Required work: Scan the entries below for the word "icon" and copy every line in which it occurs.

Available records:
════════════════════
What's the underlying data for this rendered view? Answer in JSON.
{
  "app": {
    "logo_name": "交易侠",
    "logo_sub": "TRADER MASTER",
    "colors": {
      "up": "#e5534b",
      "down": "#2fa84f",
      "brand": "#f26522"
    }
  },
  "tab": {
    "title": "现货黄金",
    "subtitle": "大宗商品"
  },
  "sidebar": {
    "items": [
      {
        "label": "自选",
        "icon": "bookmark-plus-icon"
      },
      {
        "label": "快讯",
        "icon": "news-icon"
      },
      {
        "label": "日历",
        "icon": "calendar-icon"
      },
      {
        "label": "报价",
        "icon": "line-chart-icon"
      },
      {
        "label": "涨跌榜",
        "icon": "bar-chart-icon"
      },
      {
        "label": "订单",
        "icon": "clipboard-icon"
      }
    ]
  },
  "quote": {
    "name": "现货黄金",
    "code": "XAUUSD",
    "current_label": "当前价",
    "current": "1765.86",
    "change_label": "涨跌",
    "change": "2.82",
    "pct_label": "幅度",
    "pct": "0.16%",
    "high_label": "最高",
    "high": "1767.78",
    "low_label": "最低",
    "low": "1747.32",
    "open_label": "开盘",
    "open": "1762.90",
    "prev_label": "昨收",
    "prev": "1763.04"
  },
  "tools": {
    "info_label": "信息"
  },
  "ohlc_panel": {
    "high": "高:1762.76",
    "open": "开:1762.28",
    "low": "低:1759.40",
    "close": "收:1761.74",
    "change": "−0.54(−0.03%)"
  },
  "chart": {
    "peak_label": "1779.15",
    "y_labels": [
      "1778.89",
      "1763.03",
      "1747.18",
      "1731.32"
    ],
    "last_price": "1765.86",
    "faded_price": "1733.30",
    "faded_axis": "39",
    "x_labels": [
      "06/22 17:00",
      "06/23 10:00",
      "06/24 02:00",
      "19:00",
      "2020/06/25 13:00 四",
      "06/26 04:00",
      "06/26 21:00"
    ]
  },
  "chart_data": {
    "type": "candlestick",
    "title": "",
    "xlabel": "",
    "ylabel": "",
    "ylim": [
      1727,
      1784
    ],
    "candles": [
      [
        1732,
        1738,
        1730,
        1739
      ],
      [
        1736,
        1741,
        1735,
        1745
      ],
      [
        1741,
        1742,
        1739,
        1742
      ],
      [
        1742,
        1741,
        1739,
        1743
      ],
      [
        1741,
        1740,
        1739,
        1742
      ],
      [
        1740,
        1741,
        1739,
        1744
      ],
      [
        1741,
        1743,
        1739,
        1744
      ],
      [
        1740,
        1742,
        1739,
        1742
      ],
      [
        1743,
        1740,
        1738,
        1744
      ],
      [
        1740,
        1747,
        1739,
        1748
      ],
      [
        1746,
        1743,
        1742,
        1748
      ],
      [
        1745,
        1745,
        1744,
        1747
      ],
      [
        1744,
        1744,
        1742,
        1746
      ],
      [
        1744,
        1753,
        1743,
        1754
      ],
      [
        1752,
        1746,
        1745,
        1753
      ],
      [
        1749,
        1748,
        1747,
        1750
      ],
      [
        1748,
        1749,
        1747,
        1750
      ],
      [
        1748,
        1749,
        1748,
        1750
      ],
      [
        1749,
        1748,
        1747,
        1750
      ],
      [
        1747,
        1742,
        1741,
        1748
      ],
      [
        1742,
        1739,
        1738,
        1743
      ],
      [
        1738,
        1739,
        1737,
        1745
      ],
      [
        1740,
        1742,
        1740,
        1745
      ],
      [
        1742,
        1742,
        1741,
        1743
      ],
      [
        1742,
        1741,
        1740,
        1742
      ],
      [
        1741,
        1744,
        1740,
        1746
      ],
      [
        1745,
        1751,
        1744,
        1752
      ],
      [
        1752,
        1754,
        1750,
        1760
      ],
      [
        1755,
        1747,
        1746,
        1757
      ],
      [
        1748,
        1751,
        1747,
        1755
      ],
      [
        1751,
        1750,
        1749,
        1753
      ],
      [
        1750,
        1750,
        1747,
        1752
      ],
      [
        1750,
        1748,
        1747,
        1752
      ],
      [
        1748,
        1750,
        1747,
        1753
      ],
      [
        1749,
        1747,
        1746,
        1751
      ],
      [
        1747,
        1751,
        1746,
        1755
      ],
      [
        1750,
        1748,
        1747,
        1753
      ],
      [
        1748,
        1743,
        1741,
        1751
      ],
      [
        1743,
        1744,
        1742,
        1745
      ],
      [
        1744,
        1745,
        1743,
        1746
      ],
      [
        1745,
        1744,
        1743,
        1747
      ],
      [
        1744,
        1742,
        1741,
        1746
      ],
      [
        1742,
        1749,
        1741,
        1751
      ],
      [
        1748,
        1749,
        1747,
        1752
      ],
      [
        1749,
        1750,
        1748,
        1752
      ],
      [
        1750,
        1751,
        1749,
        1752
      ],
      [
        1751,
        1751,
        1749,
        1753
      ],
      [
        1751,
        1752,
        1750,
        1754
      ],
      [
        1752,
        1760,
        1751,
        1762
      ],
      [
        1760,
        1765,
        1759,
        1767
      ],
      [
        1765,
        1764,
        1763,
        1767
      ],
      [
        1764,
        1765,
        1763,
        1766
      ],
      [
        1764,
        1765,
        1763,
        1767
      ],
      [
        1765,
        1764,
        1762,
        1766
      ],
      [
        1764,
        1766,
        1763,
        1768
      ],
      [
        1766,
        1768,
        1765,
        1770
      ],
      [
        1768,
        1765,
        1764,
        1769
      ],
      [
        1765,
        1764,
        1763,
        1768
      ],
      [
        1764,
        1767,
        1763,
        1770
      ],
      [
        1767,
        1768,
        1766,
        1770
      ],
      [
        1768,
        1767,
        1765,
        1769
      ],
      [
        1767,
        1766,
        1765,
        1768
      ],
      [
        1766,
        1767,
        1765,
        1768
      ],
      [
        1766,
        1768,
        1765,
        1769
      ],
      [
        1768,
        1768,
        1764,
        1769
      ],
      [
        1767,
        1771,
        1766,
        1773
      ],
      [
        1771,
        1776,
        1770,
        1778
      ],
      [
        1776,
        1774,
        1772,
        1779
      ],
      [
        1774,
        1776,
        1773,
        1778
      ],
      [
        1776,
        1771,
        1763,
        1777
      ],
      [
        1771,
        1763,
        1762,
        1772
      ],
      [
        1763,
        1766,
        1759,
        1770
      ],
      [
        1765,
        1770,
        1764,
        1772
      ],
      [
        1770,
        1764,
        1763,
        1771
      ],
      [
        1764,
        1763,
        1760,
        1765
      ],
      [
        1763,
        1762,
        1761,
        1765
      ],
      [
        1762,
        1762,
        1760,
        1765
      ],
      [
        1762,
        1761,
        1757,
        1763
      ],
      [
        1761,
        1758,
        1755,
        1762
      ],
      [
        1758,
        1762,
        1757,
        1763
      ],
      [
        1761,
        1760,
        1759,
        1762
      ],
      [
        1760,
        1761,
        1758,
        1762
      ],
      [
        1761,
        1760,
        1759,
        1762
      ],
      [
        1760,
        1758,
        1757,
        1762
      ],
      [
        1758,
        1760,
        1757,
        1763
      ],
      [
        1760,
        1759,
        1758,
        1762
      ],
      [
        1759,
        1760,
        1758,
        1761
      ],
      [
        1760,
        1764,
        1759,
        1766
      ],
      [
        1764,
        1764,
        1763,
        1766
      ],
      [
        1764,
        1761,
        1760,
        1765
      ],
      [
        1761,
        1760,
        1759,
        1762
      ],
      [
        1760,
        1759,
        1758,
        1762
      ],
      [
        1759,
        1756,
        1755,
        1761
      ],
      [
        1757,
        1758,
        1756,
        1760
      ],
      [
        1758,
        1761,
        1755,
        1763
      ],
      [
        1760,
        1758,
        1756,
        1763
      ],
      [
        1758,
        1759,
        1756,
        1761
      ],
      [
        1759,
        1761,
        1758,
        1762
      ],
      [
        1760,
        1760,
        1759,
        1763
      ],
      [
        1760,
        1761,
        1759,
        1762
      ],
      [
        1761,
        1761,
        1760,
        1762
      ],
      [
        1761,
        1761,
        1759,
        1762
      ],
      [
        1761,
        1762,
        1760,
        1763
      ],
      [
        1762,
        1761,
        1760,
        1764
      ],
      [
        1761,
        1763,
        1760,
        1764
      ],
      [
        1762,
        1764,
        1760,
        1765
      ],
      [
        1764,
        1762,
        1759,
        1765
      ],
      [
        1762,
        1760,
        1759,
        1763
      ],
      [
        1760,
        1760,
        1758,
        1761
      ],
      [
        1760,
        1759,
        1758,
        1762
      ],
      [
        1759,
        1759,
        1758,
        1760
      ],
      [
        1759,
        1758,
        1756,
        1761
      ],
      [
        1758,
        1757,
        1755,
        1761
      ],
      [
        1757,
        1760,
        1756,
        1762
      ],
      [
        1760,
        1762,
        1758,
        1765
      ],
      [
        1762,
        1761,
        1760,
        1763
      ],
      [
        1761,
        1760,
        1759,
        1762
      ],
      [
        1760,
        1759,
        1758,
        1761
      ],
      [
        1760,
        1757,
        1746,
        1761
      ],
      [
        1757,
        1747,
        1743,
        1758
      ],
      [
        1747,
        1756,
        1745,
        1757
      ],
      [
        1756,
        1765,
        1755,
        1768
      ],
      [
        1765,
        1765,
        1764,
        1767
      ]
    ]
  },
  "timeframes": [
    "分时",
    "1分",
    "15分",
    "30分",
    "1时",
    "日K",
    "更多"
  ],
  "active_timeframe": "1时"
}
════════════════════
Answer to this exercise:
        "icon": "bookmark-plus-icon"
        "icon": "news-icon"
        "icon": "calendar-icon"
        "icon": "line-chart-icon"
        "icon": "bar-chart-icon"
        "icon": "clipboard-icon"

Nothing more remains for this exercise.